President Donald Trump said Saturday he would pull out of a Cold-War era treaty with Russia that limited the number of missiles in each country.
Trump said Moscow had violated the Intermediate-Range Nuclear Forces Treaty and he would halt the agreement.
“We’re going to terminate the agreement and we’re going to pull out,” Trump said when leaving a rally in Nevada Saturday afternoon. He said the U.S. would pull out “and then we are going to develop the weapons” unless Russia and China agree to a new deal, though China isn’t currently a party of the agreement.
“Russia has violated the agreement. They have been violating it for many years,” the president said. “And we’re not going to let them violate a nuclear agreement and go out and do weapons and we’re not allowed to.”
Trump made the revelation as his National Security Adviser John Bolton was headed to Russia, Azerbaijan, Armenia and Georgia. His first stop is scheduled in Moscow, where he’ll meet with Russian leaders, including Foreign Minister Sergei Lavrov and Security Council Secretary Nikolai Patrushev.
For most of the Cold War, U.S.-Russian summits were dominated by the issue of nuclear weapons, with Presidents Nixon, Carter and Reagan reaching a series of incremental agreements to limit the number, size and location of each side’s nuclear arsenal.
The Intermediate-Range Nuclear Forces Treaty was one of those agreements and is set to expire in the next two years. The 1987 pact helps protect the security of the U.S. and its allies in Europe and the Far East.
It prohibits the United States and Russia from possessing, producing or test-flying a ground-launched cruise missile with a range of 300 to 3,400 miles. It also covers all land-based missiles, including those carrying nuclear warheads.
Trump’s announcement drew the ire of anit-nuclear proliferation groups like the International Campaign to Abolish Nuclear Weapons (ICAN), which won the Nobel Peace Prize in 2017 for “for its work to draw attention to the catastrophic humanitarian consequences of any use of nuclear weapons.”
In a statement, ICAN Director Beatrce Fihn condemned the move.
“By declaring he will leave the INF Treaty, President Trump has shown himself to be a demolition man who has no ability to build real security.,” Fihn said. “Instead, by blowing up nuclear treaties he is taking the US down a trillion dollar road to a new nuclear arms race.”
“The INF Treaty likely has entered its final days. That’s unfortunate,” said Steven Pifer, a senior fellow at the Brookings Institution and former U.S. ambassador to Ukraine.
Pifer, writing about the news in a piece for the Brookings Institution said Trump’s decision means that the U.S. would be blamed for pulling out of an agreement that aimed to make the world a safer place.
The landmark treaty, signed by Ronald Reagan, helped lead to the destruction of thousands of missiles and simmered tensions during the Cold War.
But for years, the U.S. has accused Russia of violating it and rapidly expanding and advancing its weapons stockpile. Meanwhile, Trump says the U.S. is constrained because of the agreement, preventing the nation from catching up.
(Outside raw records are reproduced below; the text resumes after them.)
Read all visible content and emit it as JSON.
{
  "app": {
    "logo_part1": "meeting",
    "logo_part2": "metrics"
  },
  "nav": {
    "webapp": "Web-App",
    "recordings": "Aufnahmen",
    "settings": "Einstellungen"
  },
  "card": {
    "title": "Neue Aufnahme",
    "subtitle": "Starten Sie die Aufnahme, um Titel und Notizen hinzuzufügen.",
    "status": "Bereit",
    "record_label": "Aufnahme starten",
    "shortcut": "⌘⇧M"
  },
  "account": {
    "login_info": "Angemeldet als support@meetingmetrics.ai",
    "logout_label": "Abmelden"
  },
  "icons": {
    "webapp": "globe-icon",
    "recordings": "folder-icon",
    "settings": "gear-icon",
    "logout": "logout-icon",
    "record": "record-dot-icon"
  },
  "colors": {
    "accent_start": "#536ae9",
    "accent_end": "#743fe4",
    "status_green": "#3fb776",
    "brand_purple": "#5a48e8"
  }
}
The Defense Department in February described some of Russia’s advancements in a report, which also called for the U.S. to develop two new additional nuclear weapons to keep other world powers, including China, at bay.
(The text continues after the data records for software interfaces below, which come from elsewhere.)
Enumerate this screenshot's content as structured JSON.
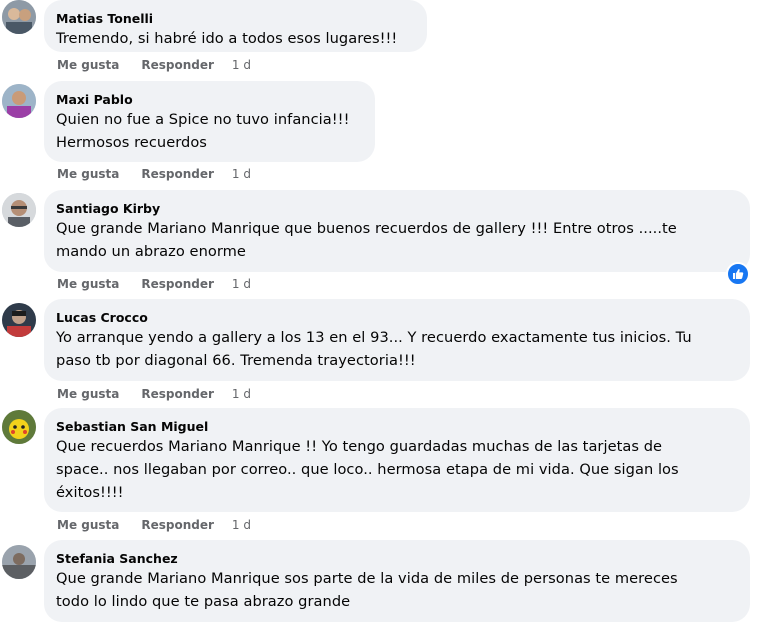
{
  "comments": [
    {
      "author": "Matias Tonelli",
      "text": "Tremendo, si habré ido a todos esos lugares!!!",
      "like": "Me gusta",
      "reply": "Responder",
      "time": "1 d"
    },
    {
      "author": "Maxi Pablo",
      "text": "Quien no fue a Spice no tuvo infancia!!!\nHermosos recuerdos",
      "like": "Me gusta",
      "reply": "Responder",
      "time": "1 d"
    },
    {
      "author": "Santiago Kirby",
      "text": "Que grande Mariano Manrique que buenos recuerdos de gallery !!! Entre otros .....te\nmando un abrazo enorme",
      "like": "Me gusta",
      "reply": "Responder",
      "time": "1 d",
      "reaction_icon": "like-icon"
    },
    {
      "author": "Lucas Crocco",
      "text": "Yo arranque yendo a gallery a los 13 en el 93... Y recuerdo exactamente tus inicios. Tu\npaso tb por diagonal 66. Tremenda trayectoria!!!",
      "like": "Me gusta",
      "reply": "Responder",
      "time": "1 d"
    },
    {
      "author": "Sebastian San Miguel",
      "text": "Que recuerdos Mariano Manrique !! Yo tengo guardadas muchas de las tarjetas de\nspace.. nos llegaban por correo.. que loco.. hermosa etapa de mi vida. Que sigan los\néxitos!!!!",
      "like": "Me gusta",
      "reply": "Responder",
      "time": "1 d"
    },
    {
      "author": "Stefania Sanchez",
      "text": "Que grande Mariano Manrique sos parte de la vida de miles de personas te mereces\ntodo lo lindo que te pasa abrazo grande"
    }
  ],
  "colors": {
    "bubble": "#f0f2f5",
    "meta_text": "#65676b",
    "like_badge": "#1877f2"
  }
}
One of the weapons the Defense Department said Russia was creating was an intercontinental nuclear-armed torpedo that can travel thousands of miles and strike U.S. coastal cities with minimal warning.
Called the “Status-6 Oceanic Multipurpose System,” the Russian torpedo is reported to be able to deliver a thermonuclear cobalt bomb of up to 100 megatons. The weapon could trigger a tsunami wave of radioactive water that would blanket a coastal city. Politicians have called the torpedo a “doomsday” weapon.
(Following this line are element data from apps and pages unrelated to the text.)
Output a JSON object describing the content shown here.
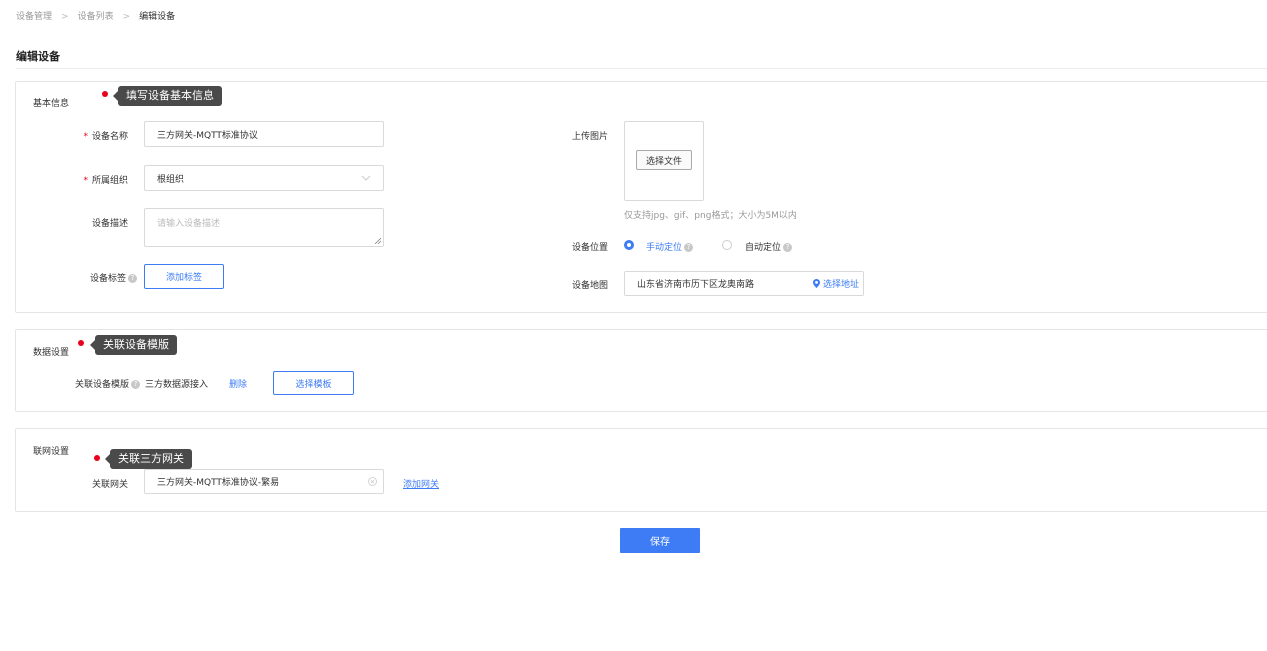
{
  "breadcrumb": {
    "items": [
      "设备管理",
      "设备列表",
      "编辑设备"
    ]
  },
  "page": {
    "title": "编辑设备",
    "save_label": "保存"
  },
  "basic": {
    "section_label": "基本信息",
    "tip": "填写设备基本信息",
    "name_label": "设备名称",
    "name_value": "三方网关-MQTT标准协议",
    "org_label": "所属组织",
    "org_value": "根组织",
    "desc_label": "设备描述",
    "desc_placeholder": "请输入设备描述",
    "tag_label": "设备标签",
    "tag_button": "添加标签",
    "upload_label": "上传图片",
    "upload_button": "选择文件",
    "upload_hint": "仅支持jpg、gif、png格式；大小为5M以内",
    "location_label": "设备位置",
    "manual_label": "手动定位",
    "auto_label": "自动定位",
    "map_label": "设备地图",
    "map_value": "山东省济南市历下区龙奥南路",
    "map_button": "选择地址",
    "selected_location": "manual"
  },
  "data_settings": {
    "section_label": "数据设置",
    "tip": "关联设备模版",
    "template_label": "关联设备模版",
    "template_value": "三方数据源接入",
    "delete_label": "删除",
    "select_button": "选择模板"
  },
  "network": {
    "section_label": "联网设置",
    "tip": "关联三方网关",
    "gateway_label": "关联网关",
    "gateway_value": "三方网关-MQTT标准协议-繁易",
    "add_gateway": "添加网关"
  },
  "icons": [
    "help-icon",
    "chevron-down-icon",
    "location-pin-icon",
    "clear-icon",
    "resize-handle-icon"
  ],
  "colors": {
    "accent": "#3d7cf4",
    "required": "#e8001c",
    "tooltip": "#4a4a4a"
  }
}
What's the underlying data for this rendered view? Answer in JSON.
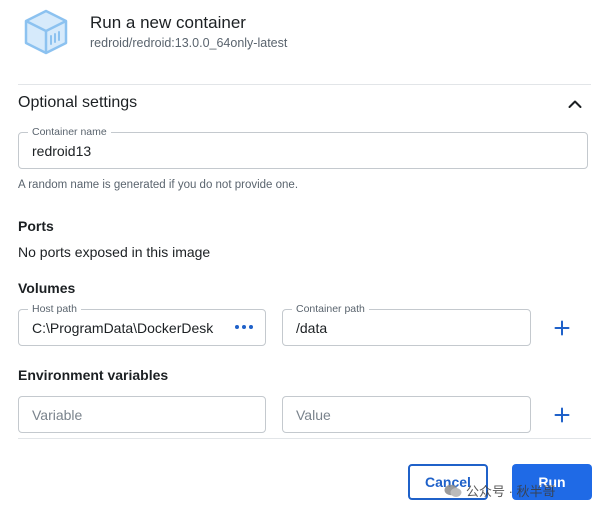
{
  "header": {
    "title": "Run a new container",
    "subtitle": "redroid/redroid:13.0.0_64only-latest"
  },
  "optional_settings": {
    "title": "Optional settings",
    "container_name": {
      "label": "Container name",
      "value": "redroid13"
    },
    "helper_text": "A random name is generated if you do not provide one."
  },
  "ports": {
    "heading": "Ports",
    "text": "No ports exposed in this image"
  },
  "volumes": {
    "heading": "Volumes",
    "host_path": {
      "label": "Host path",
      "value": "C:\\ProgramData\\DockerDesk"
    },
    "container_path": {
      "label": "Container path",
      "value": "/data"
    }
  },
  "env": {
    "heading": "Environment variables",
    "variable_placeholder": "Variable",
    "value_placeholder": "Value"
  },
  "actions": {
    "cancel_label": "Cancel",
    "run_label": "Run"
  },
  "watermark": {
    "text": "公众号 · 秋半哥"
  },
  "colors": {
    "accent": "#1f6ae6",
    "icon_blue": "#8cc2f0"
  }
}
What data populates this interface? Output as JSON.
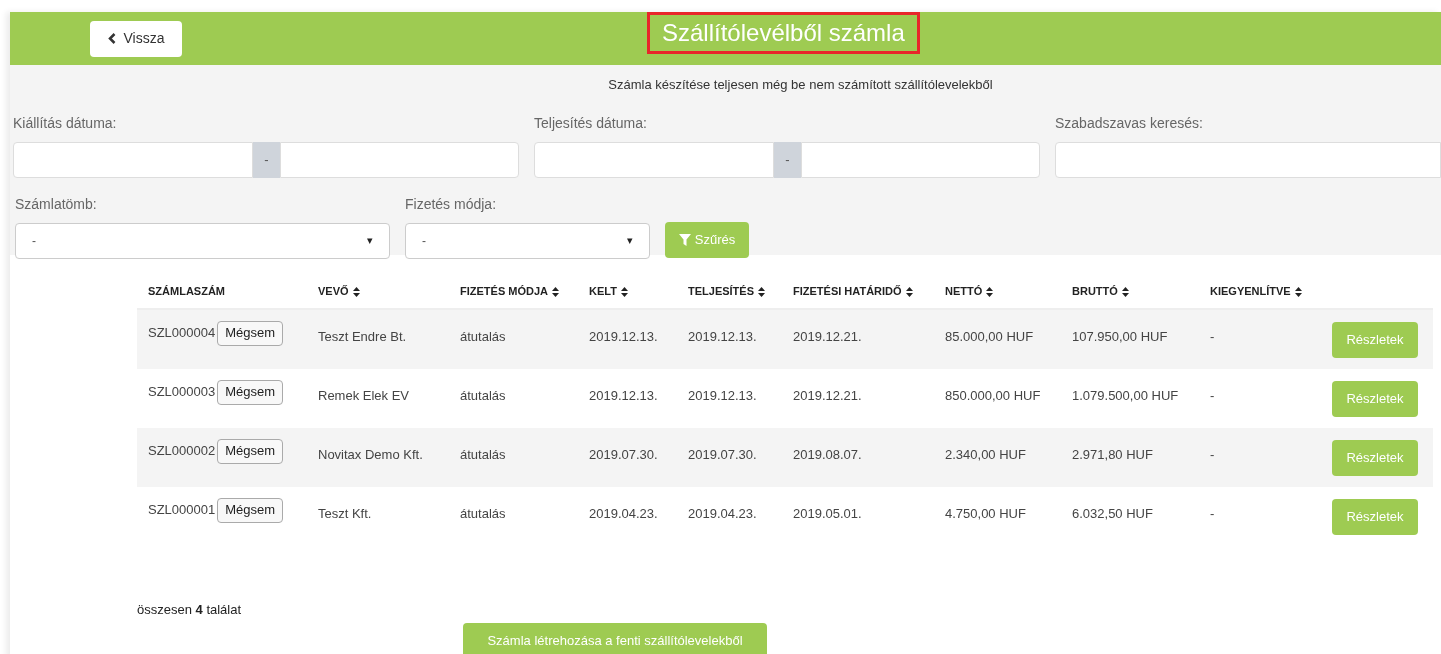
{
  "header": {
    "back_button": "Vissza",
    "title": "Szállítólevélből számla"
  },
  "subtitle": "Számla készítése teljesen még be nem számított szállítólevelekből",
  "filters": {
    "issue_date": {
      "label": "Kiállítás dátuma:",
      "separator": "-"
    },
    "completion_date": {
      "label": "Teljesítés dátuma:",
      "separator": "-"
    },
    "search": {
      "label": "Szabadszavas keresés:"
    },
    "invoice_block": {
      "label": "Számlatömb:",
      "value": "-",
      "arrow": "▾"
    },
    "payment_method": {
      "label": "Fizetés módja:",
      "value": "-",
      "arrow": "▾"
    },
    "filter_button": "Szűrés"
  },
  "table": {
    "columns": [
      {
        "label": "SZÁMLASZÁM",
        "sortable": false
      },
      {
        "label": "VEVŐ",
        "sortable": true
      },
      {
        "label": "FIZETÉS MÓDJA",
        "sortable": true
      },
      {
        "label": "KELT",
        "sortable": true
      },
      {
        "label": "TELJESÍTÉS",
        "sortable": true
      },
      {
        "label": "FIZETÉSI HATÁRIDŐ",
        "sortable": true
      },
      {
        "label": "NETTÓ",
        "sortable": true
      },
      {
        "label": "BRUTTÓ",
        "sortable": true
      },
      {
        "label": "KIEGYENLÍTVE",
        "sortable": true
      }
    ],
    "rows": [
      {
        "cancel": "Mégsem",
        "cells": [
          "SZL000004",
          "Teszt Endre Bt.",
          "átutalás",
          "2019.12.13.",
          "2019.12.13.",
          "2019.12.21.",
          "85.000,00 HUF",
          "107.950,00 HUF",
          "-"
        ],
        "details": "Részletek"
      },
      {
        "cancel": "Mégsem",
        "cells": [
          "SZL000003",
          "Remek Elek EV",
          "átutalás",
          "2019.12.13.",
          "2019.12.13.",
          "2019.12.21.",
          "850.000,00 HUF",
          "1.079.500,00 HUF",
          "-"
        ],
        "details": "Részletek"
      },
      {
        "cancel": "Mégsem",
        "cells": [
          "SZL000002",
          "Novitax Demo Kft.",
          "átutalás",
          "2019.07.30.",
          "2019.07.30.",
          "2019.08.07.",
          "2.340,00 HUF",
          "2.971,80 HUF",
          "-"
        ],
        "details": "Részletek"
      },
      {
        "cancel": "Mégsem",
        "cells": [
          "SZL000001",
          "Teszt Kft.",
          "átutalás",
          "2019.04.23.",
          "2019.04.23.",
          "2019.05.01.",
          "4.750,00 HUF",
          "6.032,50 HUF",
          "-"
        ],
        "details": "Részletek"
      }
    ]
  },
  "summary": "összesen **4** találat",
  "create_button": "Számla létrehozása a fenti szállítólevelekből"
}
The president said the advancements, including those by China, were “unacceptable.”
“We’ll have to develop those weapons, unless Russia comes to us and China comes to us and they all come to us and say let’s really get smart and let’s none of us develop those weapons, but if Russia’s doing it and if China’s doing it, and we’re adhering to the agreement, that’s unacceptable,” Trump said.
The president continued, explaining he would gladly stay in the pact but if “as long as somebody’s violating the agreement, we’re not going to be the only ones to adhere to it.”
The issue, Pifer said, is that if the U.S. pulls out of the treaty, there is no reason for Russia to halt creating and testing new weapons. He said negotiations and pushing Russia’s compliance were needed.
“So, U.S. withdrawal from the INF Treaty is a loser all around,” he said. “Russian officials probably are celebrating the news.”
Trump made the announcement Saturday following a campaign stop in Elko, Nevada.
National Security Adviser John Bolton was headed Saturday to Russia, Azerbaijan, Armenia and Georgia.